On July 5, BNT and PEW witnessed the Bahamas Government sign an amendment to the Fisheries Act to impose penalties against those that violate anti-poaching legislation and kill sharks in The Bahamas to sell. Seated from left to right: Minister of the Environment, Earl Deveaux; Minister of Agriculture and Fisheries, Larry Cartwright; Deputy Prime Minister and Minister of Foreign Affairs and Immigration, Brent Symonette. The back row are members of PEW and the Bahamas National Trust. (BIS Photo / Gena Gibbs).
Nassau, The Bahamas – Anti-poaching
legislation was signed July 5, 2011 to create a sanctuary that protects
sharks in Bahamian waters from being hunted down for their fins.
“The Bahamas’ prohibition

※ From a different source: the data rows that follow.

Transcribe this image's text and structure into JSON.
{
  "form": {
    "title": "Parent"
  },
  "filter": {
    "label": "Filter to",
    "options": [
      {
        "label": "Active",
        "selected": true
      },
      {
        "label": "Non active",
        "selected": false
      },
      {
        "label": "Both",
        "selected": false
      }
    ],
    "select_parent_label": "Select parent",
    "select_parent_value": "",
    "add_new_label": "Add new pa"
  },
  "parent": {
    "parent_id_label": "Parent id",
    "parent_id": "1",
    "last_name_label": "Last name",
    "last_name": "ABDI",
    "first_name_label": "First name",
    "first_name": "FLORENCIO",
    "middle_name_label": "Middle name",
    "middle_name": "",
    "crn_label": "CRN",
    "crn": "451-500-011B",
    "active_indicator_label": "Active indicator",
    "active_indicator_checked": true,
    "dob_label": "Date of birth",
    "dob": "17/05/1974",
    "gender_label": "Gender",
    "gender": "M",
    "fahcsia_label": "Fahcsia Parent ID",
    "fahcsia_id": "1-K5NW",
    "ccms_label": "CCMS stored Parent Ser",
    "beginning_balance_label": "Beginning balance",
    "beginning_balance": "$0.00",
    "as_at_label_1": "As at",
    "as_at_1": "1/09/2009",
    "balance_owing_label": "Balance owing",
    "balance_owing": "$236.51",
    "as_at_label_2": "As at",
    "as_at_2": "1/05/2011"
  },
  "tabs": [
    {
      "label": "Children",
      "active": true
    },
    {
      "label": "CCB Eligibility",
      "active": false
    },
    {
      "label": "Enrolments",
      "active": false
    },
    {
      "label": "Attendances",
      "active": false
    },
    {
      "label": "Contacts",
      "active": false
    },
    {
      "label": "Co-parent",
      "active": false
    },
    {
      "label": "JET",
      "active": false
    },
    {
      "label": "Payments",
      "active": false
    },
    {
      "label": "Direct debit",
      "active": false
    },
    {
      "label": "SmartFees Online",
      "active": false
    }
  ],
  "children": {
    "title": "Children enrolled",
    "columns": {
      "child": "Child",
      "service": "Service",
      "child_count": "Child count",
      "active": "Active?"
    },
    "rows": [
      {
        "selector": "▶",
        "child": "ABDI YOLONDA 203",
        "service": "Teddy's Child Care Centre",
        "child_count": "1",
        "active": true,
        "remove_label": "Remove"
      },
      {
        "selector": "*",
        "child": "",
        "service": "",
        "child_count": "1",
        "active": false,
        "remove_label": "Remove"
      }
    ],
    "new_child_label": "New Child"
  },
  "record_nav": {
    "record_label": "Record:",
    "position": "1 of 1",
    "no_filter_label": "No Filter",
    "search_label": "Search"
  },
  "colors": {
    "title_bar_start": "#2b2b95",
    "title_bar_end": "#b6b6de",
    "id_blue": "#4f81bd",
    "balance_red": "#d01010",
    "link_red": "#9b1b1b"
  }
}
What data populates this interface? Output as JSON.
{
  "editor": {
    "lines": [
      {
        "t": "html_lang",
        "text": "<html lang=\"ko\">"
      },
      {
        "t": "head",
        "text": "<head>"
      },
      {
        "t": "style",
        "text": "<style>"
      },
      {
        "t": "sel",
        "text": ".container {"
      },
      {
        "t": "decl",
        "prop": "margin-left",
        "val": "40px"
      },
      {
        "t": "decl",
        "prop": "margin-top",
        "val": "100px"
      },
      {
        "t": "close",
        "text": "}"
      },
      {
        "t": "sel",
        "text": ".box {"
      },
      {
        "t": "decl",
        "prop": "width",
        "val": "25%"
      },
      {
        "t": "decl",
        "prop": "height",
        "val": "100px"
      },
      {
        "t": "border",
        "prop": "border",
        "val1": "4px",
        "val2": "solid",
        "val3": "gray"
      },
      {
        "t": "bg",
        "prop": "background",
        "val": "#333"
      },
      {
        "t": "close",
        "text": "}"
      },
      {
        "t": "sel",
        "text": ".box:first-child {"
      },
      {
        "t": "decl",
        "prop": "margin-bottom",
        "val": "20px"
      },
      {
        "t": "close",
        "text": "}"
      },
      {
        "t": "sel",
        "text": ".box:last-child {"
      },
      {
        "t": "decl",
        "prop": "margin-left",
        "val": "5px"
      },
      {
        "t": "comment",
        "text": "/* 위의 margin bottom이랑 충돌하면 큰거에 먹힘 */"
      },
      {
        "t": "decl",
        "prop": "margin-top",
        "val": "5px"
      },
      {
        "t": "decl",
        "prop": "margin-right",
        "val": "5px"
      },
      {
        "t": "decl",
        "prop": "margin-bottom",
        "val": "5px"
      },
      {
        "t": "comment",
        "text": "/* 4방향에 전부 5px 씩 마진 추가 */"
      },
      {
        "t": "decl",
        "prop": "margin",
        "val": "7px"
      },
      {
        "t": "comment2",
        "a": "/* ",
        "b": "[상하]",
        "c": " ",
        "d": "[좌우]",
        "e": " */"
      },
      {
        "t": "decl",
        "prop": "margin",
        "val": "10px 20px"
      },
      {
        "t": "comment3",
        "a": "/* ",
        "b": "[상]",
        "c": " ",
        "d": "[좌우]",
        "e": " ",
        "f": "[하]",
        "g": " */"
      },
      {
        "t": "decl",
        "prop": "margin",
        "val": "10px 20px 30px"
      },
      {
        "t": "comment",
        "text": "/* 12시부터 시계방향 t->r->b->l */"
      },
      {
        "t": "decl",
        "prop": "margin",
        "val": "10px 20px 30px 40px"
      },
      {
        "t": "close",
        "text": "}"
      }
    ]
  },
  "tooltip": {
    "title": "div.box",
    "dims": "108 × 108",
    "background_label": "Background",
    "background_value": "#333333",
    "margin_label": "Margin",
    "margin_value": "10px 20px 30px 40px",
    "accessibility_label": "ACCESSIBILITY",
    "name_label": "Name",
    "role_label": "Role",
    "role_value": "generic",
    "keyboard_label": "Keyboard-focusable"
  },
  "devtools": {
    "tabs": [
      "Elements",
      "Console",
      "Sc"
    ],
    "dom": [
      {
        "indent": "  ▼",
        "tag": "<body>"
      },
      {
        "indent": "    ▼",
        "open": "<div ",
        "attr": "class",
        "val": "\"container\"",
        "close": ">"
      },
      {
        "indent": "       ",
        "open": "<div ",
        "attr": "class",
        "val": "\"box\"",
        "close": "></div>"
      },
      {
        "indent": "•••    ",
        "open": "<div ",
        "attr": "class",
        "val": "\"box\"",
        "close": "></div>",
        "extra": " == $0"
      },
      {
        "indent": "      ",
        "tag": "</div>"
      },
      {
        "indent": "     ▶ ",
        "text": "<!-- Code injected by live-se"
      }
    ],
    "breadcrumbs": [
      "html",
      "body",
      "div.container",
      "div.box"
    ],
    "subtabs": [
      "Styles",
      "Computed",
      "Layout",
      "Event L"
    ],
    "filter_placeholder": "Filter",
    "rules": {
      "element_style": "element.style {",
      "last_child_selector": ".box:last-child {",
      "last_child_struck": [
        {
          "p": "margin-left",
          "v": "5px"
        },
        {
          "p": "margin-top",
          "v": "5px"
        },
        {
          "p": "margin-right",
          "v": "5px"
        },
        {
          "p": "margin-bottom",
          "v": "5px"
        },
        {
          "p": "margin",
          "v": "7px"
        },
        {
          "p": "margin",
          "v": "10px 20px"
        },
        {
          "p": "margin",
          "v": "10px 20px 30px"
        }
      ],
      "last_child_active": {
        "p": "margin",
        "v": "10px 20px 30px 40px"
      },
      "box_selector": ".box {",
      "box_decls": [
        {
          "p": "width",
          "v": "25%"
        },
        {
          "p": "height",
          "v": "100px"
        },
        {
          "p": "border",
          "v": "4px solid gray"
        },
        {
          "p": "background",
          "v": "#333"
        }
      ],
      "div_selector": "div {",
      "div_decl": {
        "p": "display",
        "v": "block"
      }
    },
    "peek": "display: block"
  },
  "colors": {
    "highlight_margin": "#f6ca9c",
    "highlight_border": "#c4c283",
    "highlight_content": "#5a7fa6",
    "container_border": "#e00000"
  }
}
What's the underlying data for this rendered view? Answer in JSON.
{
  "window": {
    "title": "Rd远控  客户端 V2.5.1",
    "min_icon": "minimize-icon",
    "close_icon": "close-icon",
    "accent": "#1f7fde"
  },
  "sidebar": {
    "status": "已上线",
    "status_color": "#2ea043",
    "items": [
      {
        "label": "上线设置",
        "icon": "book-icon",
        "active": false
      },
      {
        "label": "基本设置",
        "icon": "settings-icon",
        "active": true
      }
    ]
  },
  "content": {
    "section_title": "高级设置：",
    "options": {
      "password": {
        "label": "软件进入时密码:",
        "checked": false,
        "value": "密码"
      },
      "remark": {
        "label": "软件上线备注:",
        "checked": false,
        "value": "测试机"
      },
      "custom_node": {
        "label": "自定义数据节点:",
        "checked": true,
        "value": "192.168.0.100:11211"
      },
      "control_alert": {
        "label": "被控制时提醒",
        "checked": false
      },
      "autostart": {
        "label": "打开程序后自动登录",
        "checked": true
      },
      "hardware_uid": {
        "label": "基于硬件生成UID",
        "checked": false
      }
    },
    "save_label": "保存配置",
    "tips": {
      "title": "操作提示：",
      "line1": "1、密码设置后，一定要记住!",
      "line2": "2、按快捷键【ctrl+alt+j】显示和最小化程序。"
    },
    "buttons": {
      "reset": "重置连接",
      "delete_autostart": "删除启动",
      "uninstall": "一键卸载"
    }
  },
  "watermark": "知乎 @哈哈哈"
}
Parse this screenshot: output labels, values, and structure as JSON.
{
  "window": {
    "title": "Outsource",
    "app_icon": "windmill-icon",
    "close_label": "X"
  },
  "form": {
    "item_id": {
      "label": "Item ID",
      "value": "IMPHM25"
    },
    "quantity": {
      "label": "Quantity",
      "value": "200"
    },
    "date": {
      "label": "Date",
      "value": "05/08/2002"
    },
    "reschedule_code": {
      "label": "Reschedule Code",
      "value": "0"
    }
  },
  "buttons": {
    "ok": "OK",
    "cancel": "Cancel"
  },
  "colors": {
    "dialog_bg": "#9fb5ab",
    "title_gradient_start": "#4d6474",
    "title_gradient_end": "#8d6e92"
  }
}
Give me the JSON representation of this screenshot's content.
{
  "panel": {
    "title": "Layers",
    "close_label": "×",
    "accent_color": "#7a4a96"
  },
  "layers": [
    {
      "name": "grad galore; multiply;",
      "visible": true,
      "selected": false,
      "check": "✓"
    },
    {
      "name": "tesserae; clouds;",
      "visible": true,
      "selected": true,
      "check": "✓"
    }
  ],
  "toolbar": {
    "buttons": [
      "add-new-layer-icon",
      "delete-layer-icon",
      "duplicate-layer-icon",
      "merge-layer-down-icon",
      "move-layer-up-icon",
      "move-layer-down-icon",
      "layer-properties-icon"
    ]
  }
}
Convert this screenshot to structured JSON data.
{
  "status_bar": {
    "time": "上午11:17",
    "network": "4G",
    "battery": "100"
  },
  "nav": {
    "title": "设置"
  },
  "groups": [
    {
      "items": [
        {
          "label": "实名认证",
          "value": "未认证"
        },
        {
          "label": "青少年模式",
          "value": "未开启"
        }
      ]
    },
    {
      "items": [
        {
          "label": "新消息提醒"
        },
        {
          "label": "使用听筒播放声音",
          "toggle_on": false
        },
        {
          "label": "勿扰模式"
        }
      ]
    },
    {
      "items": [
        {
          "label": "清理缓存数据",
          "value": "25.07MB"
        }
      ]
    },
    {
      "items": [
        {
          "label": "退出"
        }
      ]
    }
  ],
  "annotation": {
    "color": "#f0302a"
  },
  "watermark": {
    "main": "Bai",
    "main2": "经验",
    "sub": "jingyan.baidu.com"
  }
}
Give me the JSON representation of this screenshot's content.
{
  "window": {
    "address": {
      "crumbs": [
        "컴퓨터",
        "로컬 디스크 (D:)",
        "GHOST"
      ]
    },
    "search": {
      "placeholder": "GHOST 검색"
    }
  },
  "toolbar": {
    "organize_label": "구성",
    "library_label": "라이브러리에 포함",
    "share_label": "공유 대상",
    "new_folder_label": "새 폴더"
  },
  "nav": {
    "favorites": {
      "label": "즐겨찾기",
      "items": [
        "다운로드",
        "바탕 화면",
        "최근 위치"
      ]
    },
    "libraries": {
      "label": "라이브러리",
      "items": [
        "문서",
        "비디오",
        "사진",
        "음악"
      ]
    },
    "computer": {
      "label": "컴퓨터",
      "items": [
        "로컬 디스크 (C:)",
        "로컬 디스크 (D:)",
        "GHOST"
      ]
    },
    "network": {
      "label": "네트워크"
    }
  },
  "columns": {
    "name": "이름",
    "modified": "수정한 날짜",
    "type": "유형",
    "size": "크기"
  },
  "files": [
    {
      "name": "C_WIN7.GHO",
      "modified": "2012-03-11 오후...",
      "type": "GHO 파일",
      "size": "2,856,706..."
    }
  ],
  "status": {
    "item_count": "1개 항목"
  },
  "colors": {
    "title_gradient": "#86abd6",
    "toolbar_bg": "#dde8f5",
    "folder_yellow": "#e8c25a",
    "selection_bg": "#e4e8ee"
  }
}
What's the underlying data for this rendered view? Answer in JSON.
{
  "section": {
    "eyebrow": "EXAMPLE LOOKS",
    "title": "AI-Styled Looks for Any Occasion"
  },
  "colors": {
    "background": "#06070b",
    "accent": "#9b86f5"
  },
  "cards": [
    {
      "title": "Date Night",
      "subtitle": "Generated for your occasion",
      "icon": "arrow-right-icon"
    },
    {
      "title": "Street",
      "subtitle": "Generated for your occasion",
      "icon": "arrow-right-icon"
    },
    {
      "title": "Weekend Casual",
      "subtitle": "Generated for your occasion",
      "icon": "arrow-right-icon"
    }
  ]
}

on long line fishing gear 20 years ago protected the marine resources
of The Bahamas and ensured that our shark populations would remain healthy,”
said Eric Carey, executive director of The Bahamas National Trust (BNT).
Mr. Carey said, however,
there were no specific laws in The Bahamas for the protection of sharks,
the crown jewels of ocean health. He said the new regulations signed
by the Minister of Agriculture and Marine Resources Larry Cartwright,
ensure that sharks can continue to thrive for generations in Bahamian
The Bahamas joins countries
such as Palau, the Maldives, and Honduras in prohibiting the commercial
fishing of sharks, by adding an amendment to the Fisheries Resources
Act, Chapter 244. The jurisdiction and conservation protection also
restricts the sale, importation, and export of shark products within
the 250,000 square miles of the archipelago nation.
Throughout the world,
73 million sharks are in the process of becoming an endangered species
because a lack of regulation allows the commercial fisheries industry
to kill them for their fins.
“2011 is fast becoming
the year of the shark,” said Jill Hepp, manager of global shark conservation
for the Pew Environment Group.
A shark cartoon celebrating the Government’s decision to guard sharks in the Bahamas from poachers shows appreciation for the recognition. (BIS Photo / Gena Gibbs).
permanently protects more than 40 shark species in Bahamian waters.
We applaud the people and government of The Bahamas for being bold leaders
in marine conservation.”
The Bahamas was created
into a new sanctuary, after a Bahamian seafood company threatened to
catch sharks and export their fins. The collaboration between the Pew
Environment Group and BNT produced popular public service announcements
and a supportive petition signed by more than 5,000 Bahamians.
Since 1959, BNT has been
the only non-governmental organisation, established by an Act of Parliament,
to conserve Bahamian natural and historic resources, as well as manage
the entire country’s national park system. Its partnership with the
PEW Environment Group uses science to protect the oceans, preserve wetlands
and promote clean energy.
This partnership has
attracted the attention of globally known environmentalists, such as
Pierre-Yves Cousteau (son of Jacques Cousteau), scientist and artist
Guy Harvey, and
Sherman’s Lagoon cartoonist Jim Toomey have
contributed their share to supporting shark protection awareness in